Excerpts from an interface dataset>
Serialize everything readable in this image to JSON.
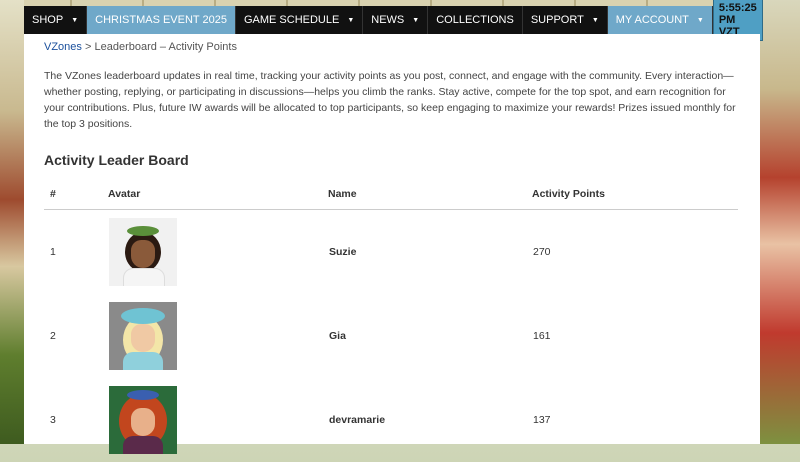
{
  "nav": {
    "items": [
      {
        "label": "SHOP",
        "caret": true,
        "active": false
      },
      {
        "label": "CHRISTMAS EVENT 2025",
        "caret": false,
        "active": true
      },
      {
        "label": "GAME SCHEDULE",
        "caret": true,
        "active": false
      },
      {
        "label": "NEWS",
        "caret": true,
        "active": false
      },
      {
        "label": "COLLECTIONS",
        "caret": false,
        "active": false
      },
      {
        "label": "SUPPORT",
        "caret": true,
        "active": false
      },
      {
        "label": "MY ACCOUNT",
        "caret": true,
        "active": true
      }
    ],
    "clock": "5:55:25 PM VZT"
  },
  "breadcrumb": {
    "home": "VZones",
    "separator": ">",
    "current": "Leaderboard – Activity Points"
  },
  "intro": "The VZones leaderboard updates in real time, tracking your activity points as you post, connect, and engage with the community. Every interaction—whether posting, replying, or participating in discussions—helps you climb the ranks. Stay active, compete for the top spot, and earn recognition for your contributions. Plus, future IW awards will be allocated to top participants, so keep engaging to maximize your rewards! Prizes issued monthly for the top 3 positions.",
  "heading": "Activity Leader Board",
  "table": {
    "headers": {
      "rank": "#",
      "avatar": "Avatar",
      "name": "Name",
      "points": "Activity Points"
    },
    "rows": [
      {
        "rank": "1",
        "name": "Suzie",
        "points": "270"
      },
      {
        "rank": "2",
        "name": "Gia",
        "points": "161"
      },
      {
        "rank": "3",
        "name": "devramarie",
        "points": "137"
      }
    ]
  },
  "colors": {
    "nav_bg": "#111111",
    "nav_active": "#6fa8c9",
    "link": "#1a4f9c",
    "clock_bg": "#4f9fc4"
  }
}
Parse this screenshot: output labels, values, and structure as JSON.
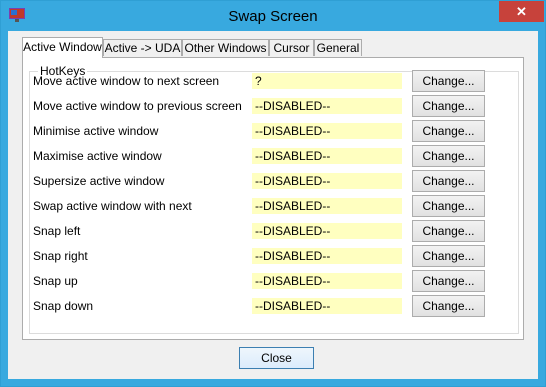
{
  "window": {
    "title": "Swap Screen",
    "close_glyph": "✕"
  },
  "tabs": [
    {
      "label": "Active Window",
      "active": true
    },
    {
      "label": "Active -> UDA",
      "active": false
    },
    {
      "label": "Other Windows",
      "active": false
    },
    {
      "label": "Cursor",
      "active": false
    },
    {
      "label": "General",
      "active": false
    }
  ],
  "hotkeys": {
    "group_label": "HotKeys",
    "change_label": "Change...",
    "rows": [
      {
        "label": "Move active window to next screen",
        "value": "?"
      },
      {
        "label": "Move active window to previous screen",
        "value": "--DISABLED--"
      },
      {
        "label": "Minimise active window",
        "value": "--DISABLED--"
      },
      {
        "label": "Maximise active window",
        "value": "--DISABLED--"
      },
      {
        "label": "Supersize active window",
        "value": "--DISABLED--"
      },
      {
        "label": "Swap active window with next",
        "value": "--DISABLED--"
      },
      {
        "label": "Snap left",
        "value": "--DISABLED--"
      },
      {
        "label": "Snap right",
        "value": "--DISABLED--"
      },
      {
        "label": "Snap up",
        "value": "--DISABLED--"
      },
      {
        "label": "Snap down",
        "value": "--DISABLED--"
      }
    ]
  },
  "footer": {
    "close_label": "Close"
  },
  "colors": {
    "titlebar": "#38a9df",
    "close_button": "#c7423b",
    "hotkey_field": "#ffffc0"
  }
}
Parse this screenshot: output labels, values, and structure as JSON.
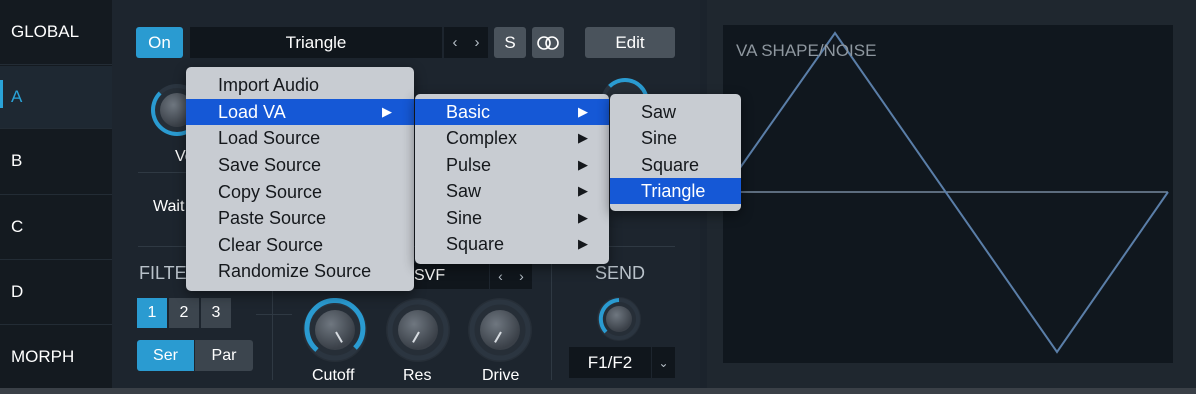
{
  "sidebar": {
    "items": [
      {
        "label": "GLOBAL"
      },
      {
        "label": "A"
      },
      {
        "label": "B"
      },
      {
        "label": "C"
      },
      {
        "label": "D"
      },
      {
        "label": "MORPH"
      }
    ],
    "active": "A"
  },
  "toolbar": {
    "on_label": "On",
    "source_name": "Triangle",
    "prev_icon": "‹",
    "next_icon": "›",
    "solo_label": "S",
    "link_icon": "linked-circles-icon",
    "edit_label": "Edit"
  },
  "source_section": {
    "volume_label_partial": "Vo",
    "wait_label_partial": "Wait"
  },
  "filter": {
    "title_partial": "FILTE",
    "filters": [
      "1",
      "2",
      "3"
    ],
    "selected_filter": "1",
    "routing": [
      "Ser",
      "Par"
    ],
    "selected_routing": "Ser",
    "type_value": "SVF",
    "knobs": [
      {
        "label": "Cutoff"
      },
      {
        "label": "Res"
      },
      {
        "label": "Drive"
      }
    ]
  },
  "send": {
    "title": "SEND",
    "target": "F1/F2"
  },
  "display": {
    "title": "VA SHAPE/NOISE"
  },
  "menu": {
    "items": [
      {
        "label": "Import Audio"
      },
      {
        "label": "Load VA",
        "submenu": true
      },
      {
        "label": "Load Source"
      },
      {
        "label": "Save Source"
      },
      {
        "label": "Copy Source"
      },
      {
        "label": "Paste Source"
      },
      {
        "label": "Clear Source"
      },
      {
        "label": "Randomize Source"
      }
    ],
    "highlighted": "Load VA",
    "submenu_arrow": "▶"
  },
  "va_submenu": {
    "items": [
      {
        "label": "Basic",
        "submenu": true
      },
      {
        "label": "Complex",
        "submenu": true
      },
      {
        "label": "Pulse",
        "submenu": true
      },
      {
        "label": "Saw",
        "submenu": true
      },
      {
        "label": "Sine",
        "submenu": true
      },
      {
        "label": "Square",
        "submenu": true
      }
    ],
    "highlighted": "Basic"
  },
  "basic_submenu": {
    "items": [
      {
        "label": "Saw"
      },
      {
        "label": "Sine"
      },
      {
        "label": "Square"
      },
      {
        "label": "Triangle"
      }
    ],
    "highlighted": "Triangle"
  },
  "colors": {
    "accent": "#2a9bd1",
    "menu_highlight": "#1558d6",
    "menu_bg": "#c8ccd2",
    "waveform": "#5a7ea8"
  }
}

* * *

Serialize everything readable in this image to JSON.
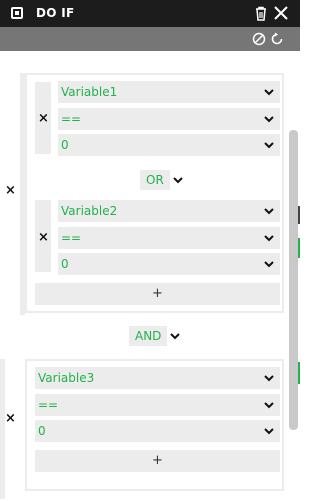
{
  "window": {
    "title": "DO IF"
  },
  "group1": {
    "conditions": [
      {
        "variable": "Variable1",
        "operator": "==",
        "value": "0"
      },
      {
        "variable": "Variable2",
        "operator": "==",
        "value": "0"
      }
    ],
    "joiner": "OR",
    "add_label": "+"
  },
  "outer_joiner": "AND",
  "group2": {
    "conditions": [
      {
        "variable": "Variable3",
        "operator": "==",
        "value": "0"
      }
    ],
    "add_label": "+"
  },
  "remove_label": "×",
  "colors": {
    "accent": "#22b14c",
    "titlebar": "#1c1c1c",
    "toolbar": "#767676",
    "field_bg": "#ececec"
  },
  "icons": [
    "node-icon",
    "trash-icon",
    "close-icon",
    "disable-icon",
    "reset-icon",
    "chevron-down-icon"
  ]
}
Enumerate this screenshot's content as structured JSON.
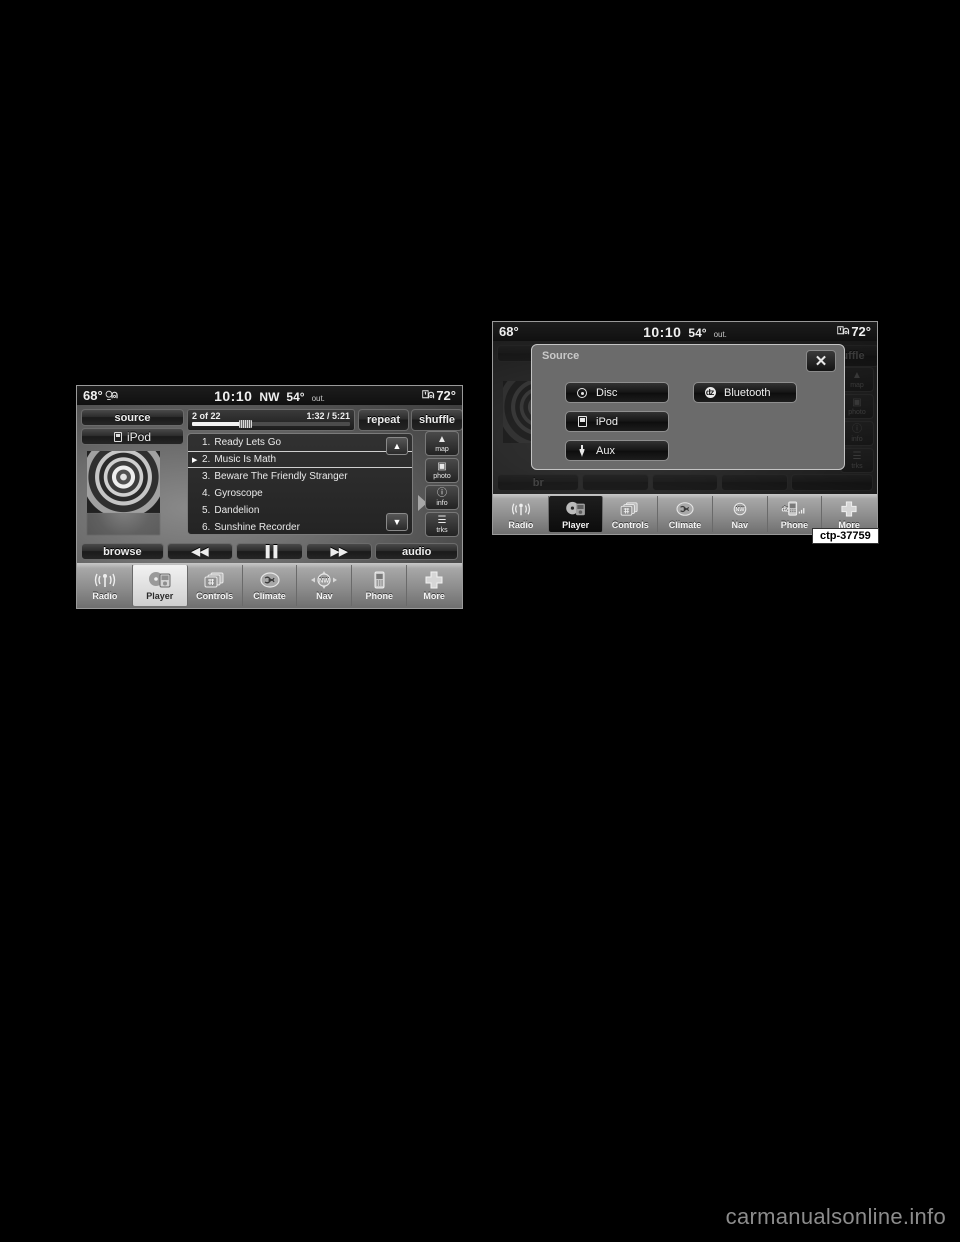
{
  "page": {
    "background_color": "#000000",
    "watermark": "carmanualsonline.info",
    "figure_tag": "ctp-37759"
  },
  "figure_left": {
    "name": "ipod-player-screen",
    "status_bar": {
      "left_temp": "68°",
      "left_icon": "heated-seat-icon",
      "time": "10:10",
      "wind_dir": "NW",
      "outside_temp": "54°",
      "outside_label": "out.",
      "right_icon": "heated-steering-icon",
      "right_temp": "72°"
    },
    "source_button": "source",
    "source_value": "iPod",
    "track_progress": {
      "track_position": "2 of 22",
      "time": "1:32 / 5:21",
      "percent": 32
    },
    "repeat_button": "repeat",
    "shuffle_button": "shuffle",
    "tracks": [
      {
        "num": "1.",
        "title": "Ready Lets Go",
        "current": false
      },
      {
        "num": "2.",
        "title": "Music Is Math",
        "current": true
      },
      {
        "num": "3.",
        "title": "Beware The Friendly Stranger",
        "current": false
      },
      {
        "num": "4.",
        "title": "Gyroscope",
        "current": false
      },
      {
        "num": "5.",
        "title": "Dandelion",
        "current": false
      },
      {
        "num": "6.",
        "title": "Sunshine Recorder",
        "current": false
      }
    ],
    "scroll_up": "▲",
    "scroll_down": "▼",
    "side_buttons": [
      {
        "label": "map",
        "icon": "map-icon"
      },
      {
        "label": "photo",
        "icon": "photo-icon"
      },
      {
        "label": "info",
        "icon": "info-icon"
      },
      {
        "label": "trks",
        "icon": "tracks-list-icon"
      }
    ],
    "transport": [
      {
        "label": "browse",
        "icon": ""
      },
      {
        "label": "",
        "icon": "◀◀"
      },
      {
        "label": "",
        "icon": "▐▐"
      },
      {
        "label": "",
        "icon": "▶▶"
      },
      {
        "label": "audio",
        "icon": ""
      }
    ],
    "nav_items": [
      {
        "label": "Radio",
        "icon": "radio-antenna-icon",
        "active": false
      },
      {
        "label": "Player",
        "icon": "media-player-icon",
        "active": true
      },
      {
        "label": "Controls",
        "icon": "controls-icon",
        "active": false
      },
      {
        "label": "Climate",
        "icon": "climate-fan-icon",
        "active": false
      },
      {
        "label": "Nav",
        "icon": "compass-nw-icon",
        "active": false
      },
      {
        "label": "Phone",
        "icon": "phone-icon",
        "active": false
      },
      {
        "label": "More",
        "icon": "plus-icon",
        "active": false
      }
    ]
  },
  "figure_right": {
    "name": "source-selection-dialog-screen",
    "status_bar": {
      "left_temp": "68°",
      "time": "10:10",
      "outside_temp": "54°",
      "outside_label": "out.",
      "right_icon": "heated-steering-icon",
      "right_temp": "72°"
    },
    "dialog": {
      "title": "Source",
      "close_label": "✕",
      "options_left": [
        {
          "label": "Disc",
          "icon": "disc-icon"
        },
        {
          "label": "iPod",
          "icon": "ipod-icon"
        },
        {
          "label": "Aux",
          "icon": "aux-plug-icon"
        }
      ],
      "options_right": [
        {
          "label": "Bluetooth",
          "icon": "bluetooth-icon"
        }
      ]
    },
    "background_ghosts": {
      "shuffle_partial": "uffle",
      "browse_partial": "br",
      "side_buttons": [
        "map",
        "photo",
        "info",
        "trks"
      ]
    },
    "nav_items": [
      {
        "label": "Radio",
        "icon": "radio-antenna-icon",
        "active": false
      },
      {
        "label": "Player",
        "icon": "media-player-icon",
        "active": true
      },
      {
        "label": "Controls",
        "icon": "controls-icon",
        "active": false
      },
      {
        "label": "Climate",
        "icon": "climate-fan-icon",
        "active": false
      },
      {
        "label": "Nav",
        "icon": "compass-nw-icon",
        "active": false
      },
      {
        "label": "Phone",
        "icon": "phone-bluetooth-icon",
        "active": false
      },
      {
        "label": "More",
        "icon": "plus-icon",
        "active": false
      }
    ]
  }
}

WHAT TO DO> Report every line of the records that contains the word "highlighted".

ANSWER SPACE>
    "highlighted": "Load VA",
    "highlighted": "Basic"
    "highlighted": "Triangle"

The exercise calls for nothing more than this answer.